Either way, MVT’s Hawaii premiere production is an impressive vehicle for Roberts. The role is a character type that might been played on the local stage in previous years by Daniel James Kunkel, Matthew Pennaz or Lance Rae — or by director Tatafu himself. Roberts makes it his own. Roberts’ facial expressions in the scenes where Robert (the character) begins to outgrow his shyness and assess his opportunities tell the story without a word said. His reactions to the women at key moments are also well-played.
The flight attendants are defined by their nationalities, the carriers they fly for and the color of their uniforms. Janet (Dusty Behner) is a stereotypical American with a vaguely southern accent; she flies for TWA and wears a red uniform. Jacqueline (Therese Olival) is French, flies for Air France, wears blue and has a surprising capability for violence. Judith (Mackenzie Jahnke) is a stereotypically bombastic German who flies for Lufthansa and wears yellow. Each woman has stereotypical food preferences that are accommodated by Bernard’s grumpy live-in maid, Bertha (Shannon Winpenny). The maid is also responsible for changing key elements of the decor as various women come and go.
Behner is adorable as the loud American who likes tomato sauce “on everything.” Jahnke makes her MVT debut memorable indeed with her performance as the broadest and most stereotypical comic character. Keep in mind that those two characters are Americans and Germans as seen through the eyes of a French writer in 1960 and the broad-brush treatments make sense.
Jahnke and Winpenny are the stars of a early comic scene where the German pours out her heart to the maid and ends up climbing all over her in a non-sexual way. Winpenny’s reactions to being manhandled — or, one might say, “woman-handled” — are a wonder to behold.
The energy level skyrockets after intermission. Roberts, Behner and Jahnke soar higher as physical comedians, and Bernard’s changing fortunes create situations that give Maas more material to work with.

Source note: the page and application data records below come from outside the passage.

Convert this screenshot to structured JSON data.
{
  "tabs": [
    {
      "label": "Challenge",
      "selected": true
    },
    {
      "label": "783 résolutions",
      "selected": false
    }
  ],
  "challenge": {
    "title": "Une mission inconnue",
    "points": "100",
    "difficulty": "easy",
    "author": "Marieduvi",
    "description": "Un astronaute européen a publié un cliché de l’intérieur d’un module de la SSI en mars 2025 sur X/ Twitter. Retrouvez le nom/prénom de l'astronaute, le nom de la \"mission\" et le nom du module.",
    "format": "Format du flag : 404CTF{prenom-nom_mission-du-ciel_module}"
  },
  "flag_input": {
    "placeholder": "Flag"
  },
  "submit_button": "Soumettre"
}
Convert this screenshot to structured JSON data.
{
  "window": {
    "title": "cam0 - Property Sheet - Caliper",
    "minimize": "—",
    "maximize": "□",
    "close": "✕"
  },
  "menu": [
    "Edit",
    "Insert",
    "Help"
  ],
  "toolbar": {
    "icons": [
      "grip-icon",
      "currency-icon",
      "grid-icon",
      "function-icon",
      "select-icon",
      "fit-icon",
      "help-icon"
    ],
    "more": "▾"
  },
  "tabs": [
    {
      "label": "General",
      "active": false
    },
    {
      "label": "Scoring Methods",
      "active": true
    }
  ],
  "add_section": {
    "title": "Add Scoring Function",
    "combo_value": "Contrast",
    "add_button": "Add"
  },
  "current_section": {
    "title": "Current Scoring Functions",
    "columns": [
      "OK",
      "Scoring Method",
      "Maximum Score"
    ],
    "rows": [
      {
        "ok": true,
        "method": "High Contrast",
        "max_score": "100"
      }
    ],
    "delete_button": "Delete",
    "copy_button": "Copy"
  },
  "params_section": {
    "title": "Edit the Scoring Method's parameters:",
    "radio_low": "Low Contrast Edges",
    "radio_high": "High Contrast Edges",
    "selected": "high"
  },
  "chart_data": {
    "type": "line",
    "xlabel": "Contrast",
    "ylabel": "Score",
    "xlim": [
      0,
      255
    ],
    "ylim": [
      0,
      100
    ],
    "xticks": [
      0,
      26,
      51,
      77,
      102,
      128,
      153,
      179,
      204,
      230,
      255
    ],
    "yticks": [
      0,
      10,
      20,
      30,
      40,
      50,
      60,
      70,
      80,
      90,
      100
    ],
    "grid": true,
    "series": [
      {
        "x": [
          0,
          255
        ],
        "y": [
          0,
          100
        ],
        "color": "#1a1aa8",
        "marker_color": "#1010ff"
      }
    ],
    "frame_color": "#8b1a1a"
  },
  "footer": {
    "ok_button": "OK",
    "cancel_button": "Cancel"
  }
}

James Davenport’s beautifully detailed set provides a beautiful platform for the actors. There are a lot of doors, and almost every door has a light above it that lights up when the room behind it is occupied. Those lights get a lot of use!
Camoletti’s script includes a good number of memorable one-liners — Janet’s comments about American men and women in particular. It was, however, a broadly pantomimed bit about the flatulence that supposedly results when a Frenchman eats sauerkraut that got the loudest and longest laughter from the audience on opening night.
John Berger has been a mainstay in the local entertainment scene for more than 40 years. Contact him via email at firstname.lastname@example.org.